[Opening RECORD EXTRACTS section]
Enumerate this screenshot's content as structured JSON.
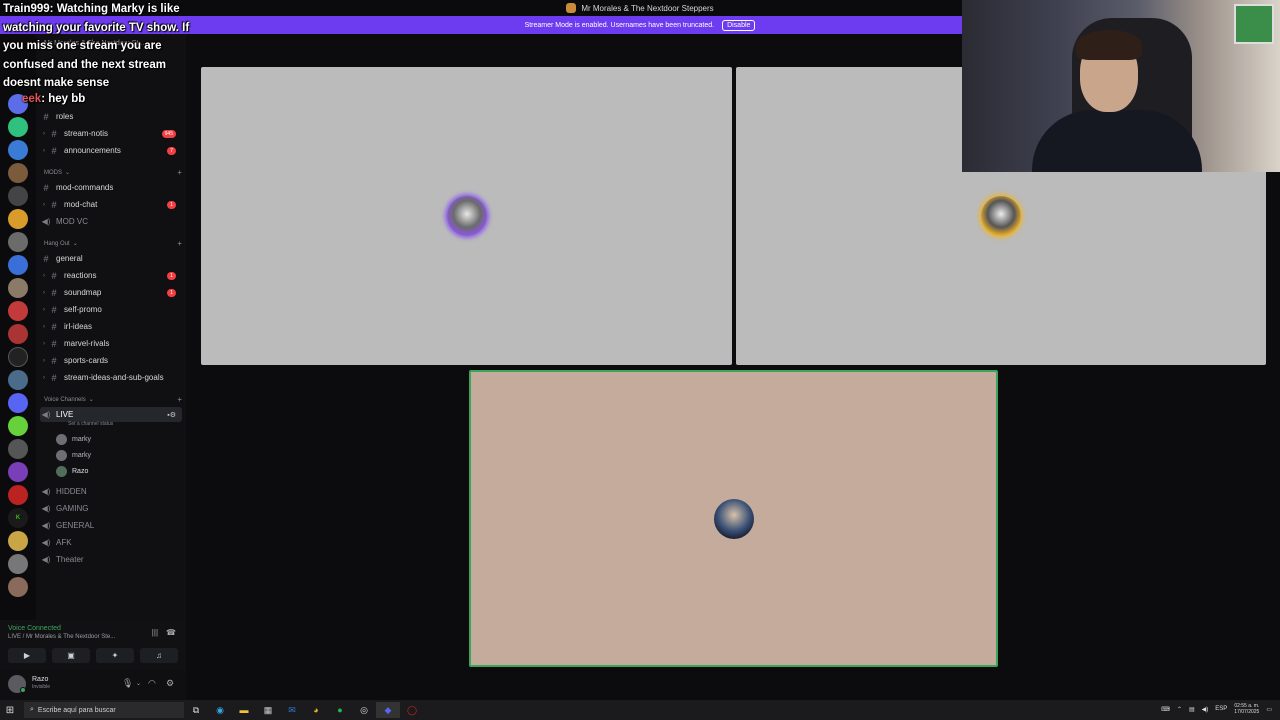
{
  "titlebar": {
    "server": "Mr Morales & The Nextdoor Steppers"
  },
  "banner": {
    "text": "Streamer Mode is enabled. Usernames have been truncated.",
    "button": "Disable"
  },
  "chat": {
    "msg1_user": "Train999",
    "msg1_text": ": Watching Marky is like watching your favorite TV show. If you miss one stream you are confused and the next stream doesnt make sense",
    "msg2_user": "eek",
    "msg2_text": ": hey bb"
  },
  "sidebar": {
    "server_name": "Mr Morales & The Nextdoor St...",
    "channels_top": [
      {
        "label": "roles",
        "badge": ""
      },
      {
        "label": "stream-notis",
        "badge": "945"
      },
      {
        "label": "announcements",
        "badge": "7"
      }
    ],
    "category_mods": "MODS",
    "channels_mods": [
      {
        "label": "mod-commands",
        "badge": ""
      },
      {
        "label": "mod-chat",
        "badge": "1"
      },
      {
        "label": "MOD VC",
        "badge": ""
      }
    ],
    "category_hangout": "Hang Out",
    "channels_hangout": [
      {
        "label": "general",
        "badge": ""
      },
      {
        "label": "reactions",
        "badge": "1"
      },
      {
        "label": "soundmap",
        "badge": "1"
      },
      {
        "label": "self-promo",
        "badge": ""
      },
      {
        "label": "irl-ideas",
        "badge": ""
      },
      {
        "label": "marvel-rivals",
        "badge": ""
      },
      {
        "label": "sports-cards",
        "badge": ""
      },
      {
        "label": "stream-ideas-and-sub-goals",
        "badge": ""
      }
    ],
    "category_voice": "Voice Channels",
    "voice_live": "LIVE",
    "voice_status_placeholder": "Set a channel status",
    "voice_users": [
      "marky",
      "marky",
      "Razo"
    ],
    "voice_channels": [
      "HIDDEN",
      "GAMING",
      "GENERAL",
      "AFK",
      "Theater"
    ]
  },
  "voice_panel": {
    "title": "Voice Connected",
    "subtitle": "LIVE / Mr Morales & The Nextdoor Ste..."
  },
  "user": {
    "name": "Razo",
    "status": "Invisible"
  },
  "taskbar": {
    "search_placeholder": "Escribe aquí para buscar",
    "lang": "ESP",
    "time": "02:55 a. m.",
    "date": "17/07/2025"
  },
  "colors": {
    "accent": "#6e3cf0",
    "online": "#3ba55c",
    "badge": "#f23f43"
  }
}
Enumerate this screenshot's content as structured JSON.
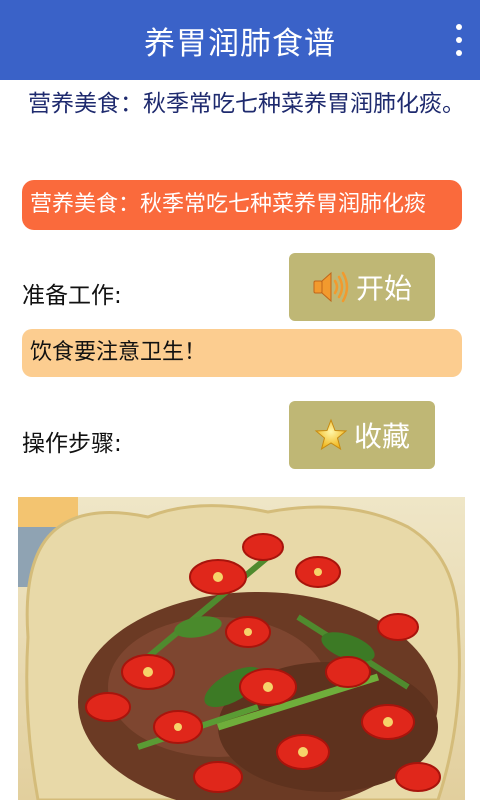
{
  "app": {
    "title": "养胃润肺食谱"
  },
  "article": {
    "title": "营养美食：秋季常吃七种菜养胃润肺化痰。",
    "banner": "营养美食：秋季常吃七种菜养胃润肺化痰"
  },
  "prepare": {
    "label": "准备工作:",
    "button_label": "开始",
    "button_icon": "speaker-icon"
  },
  "notice": {
    "text": "饮食要注意卫生！"
  },
  "steps": {
    "label": "操作步骤:",
    "button_label": "收藏",
    "button_icon": "star-icon"
  },
  "colors": {
    "appbar": "#3a62c8",
    "banner": "#fa6a3c",
    "notice": "#fccd90",
    "button": "#bfb775"
  }
}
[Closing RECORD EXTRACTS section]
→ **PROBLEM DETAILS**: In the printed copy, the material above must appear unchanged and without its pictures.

→ **ANSWER BOX**:
Enumerate this screenshot's content as structured JSON.
{
  "titlebar": {
    "server": "Mr Morales & The Nextdoor Steppers"
  },
  "banner": {
    "text": "Streamer Mode is enabled. Usernames have been truncated.",
    "button": "Disable"
  },
  "chat": {
    "msg1_user": "Train999",
    "msg1_text": ": Watching Marky is like watching your favorite TV show. If you miss one stream you are confused and the next stream doesnt make sense",
    "msg2_user": "eek",
    "msg2_text": ": hey bb"
  },
  "sidebar": {
    "server_name": "Mr Morales & The Nextdoor St...",
    "channels_top": [
      {
        "label": "roles",
        "badge": ""
      },
      {
        "label": "stream-notis",
        "badge": "945"
      },
      {
        "label": "announcements",
        "badge": "7"
      }
    ],
    "category_mods": "MODS",
    "channels_mods": [
      {
        "label": "mod-commands",
        "badge": ""
      },
      {
        "label": "mod-chat",
        "badge": "1"
      },
      {
        "label": "MOD VC",
        "badge": ""
      }
    ],
    "category_hangout": "Hang Out",
    "channels_hangout": [
      {
        "label": "general",
        "badge": ""
      },
      {
        "label": "reactions",
        "badge": "1"
      },
      {
        "label": "soundmap",
        "badge": "1"
      },
      {
        "label": "self-promo",
        "badge": ""
      },
      {
        "label": "irl-ideas",
        "badge": ""
      },
      {
        "label": "marvel-rivals",
        "badge": ""
      },
      {
        "label": "sports-cards",
        "badge": ""
      },
      {
        "label": "stream-ideas-and-sub-goals",
        "badge": ""
      }
    ],
    "category_voice": "Voice Channels",
    "voice_live": "LIVE",
    "voice_status_placeholder": "Set a channel status",
    "voice_users": [
      "marky",
      "marky",
      "Razo"
    ],
    "voice_channels": [
      "HIDDEN",
      "GAMING",
      "GENERAL",
      "AFK",
      "Theater"
    ]
  },
  "voice_panel": {
    "title": "Voice Connected",
    "subtitle": "LIVE / Mr Morales & The Nextdoor Ste..."
  },
  "user": {
    "name": "Razo",
    "status": "Invisible"
  },
  "taskbar": {
    "search_placeholder": "Escribe aquí para buscar",
    "lang": "ESP",
    "time": "02:55 a. m.",
    "date": "17/07/2025"
  },
  "colors": {
    "accent": "#6e3cf0",
    "online": "#3ba55c",
    "badge": "#f23f43"
  }
}
Enumerate this screenshot's content as structured JSON.
{
  "app": {
    "title": "养胃润肺食谱"
  },
  "article": {
    "title": "营养美食：秋季常吃七种菜养胃润肺化痰。",
    "banner": "营养美食：秋季常吃七种菜养胃润肺化痰"
  },
  "prepare": {
    "label": "准备工作:",
    "button_label": "开始",
    "button_icon": "speaker-icon"
  },
  "notice": {
    "text": "饮食要注意卫生！"
  },
  "steps": {
    "label": "操作步骤:",
    "button_label": "收藏",
    "button_icon": "star-icon"
  },
  "colors": {
    "appbar": "#3a62c8",
    "banner": "#fa6a3c",
    "notice": "#fccd90",
    "button": "#bfb775"
  }
}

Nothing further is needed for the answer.